Excerpts from an interface dataset
↓↓↓
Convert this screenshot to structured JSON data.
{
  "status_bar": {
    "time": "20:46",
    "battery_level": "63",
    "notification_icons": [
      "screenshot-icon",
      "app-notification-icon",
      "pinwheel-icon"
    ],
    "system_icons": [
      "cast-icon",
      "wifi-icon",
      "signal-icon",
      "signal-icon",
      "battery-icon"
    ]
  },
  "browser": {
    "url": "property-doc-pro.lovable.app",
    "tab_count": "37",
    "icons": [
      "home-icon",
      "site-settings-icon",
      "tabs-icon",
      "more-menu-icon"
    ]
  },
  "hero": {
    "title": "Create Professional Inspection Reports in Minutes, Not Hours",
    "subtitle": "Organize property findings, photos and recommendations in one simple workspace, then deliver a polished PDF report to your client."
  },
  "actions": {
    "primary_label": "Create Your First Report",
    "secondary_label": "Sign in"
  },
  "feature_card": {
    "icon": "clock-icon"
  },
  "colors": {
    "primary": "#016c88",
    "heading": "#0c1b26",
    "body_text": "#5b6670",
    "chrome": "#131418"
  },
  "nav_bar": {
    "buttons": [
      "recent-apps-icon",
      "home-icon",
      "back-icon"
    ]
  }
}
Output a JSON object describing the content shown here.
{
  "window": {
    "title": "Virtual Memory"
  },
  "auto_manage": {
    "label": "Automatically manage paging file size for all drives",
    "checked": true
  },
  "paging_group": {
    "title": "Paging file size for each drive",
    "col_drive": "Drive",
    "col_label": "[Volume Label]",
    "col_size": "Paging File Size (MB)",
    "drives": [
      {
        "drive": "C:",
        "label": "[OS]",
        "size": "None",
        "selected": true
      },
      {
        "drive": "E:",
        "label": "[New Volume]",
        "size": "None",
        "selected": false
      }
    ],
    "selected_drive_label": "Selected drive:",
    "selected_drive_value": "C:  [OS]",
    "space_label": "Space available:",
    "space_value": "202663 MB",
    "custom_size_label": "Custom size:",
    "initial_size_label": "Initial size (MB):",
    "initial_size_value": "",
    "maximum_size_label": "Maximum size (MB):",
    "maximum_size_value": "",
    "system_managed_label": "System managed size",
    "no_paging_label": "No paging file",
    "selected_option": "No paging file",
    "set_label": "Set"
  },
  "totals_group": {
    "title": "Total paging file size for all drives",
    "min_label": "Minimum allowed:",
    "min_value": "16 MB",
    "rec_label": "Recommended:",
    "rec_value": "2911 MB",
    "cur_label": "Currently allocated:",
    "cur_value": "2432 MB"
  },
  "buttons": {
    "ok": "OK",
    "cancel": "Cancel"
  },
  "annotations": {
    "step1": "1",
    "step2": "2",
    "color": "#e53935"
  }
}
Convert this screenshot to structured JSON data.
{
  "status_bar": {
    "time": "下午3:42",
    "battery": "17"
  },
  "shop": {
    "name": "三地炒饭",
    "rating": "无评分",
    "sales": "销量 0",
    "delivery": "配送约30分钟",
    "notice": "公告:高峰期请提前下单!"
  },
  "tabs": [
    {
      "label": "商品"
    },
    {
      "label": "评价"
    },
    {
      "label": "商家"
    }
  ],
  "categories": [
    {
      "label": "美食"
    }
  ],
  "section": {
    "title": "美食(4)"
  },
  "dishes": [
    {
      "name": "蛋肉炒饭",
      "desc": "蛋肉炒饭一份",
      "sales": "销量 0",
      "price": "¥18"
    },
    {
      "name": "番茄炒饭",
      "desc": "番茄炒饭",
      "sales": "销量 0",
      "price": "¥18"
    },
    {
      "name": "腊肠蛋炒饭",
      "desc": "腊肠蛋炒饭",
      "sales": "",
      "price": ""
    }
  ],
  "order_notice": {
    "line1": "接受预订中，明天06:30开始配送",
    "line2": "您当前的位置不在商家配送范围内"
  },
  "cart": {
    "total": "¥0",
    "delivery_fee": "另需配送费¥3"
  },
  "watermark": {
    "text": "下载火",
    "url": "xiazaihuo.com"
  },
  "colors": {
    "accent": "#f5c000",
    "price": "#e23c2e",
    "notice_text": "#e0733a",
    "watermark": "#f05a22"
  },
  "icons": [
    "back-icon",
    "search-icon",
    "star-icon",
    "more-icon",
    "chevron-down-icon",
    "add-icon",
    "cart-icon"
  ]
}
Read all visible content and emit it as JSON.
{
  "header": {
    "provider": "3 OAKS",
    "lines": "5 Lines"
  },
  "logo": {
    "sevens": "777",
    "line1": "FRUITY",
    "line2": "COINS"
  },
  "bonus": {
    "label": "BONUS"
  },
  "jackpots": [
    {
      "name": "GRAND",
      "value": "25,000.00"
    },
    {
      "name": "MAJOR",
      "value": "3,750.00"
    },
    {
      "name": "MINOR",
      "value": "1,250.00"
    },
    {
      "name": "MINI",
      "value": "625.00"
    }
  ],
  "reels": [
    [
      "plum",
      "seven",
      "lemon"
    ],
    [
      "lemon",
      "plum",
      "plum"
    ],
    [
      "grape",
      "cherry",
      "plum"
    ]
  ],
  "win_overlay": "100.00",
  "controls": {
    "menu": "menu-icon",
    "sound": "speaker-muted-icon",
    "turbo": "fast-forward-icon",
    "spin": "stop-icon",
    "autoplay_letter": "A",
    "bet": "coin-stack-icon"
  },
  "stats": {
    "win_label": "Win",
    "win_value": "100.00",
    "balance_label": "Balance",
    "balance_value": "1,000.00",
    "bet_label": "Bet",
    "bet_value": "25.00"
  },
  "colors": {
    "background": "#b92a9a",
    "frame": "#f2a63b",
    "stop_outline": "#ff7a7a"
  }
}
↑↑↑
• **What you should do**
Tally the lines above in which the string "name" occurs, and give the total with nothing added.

• **Your solution**
8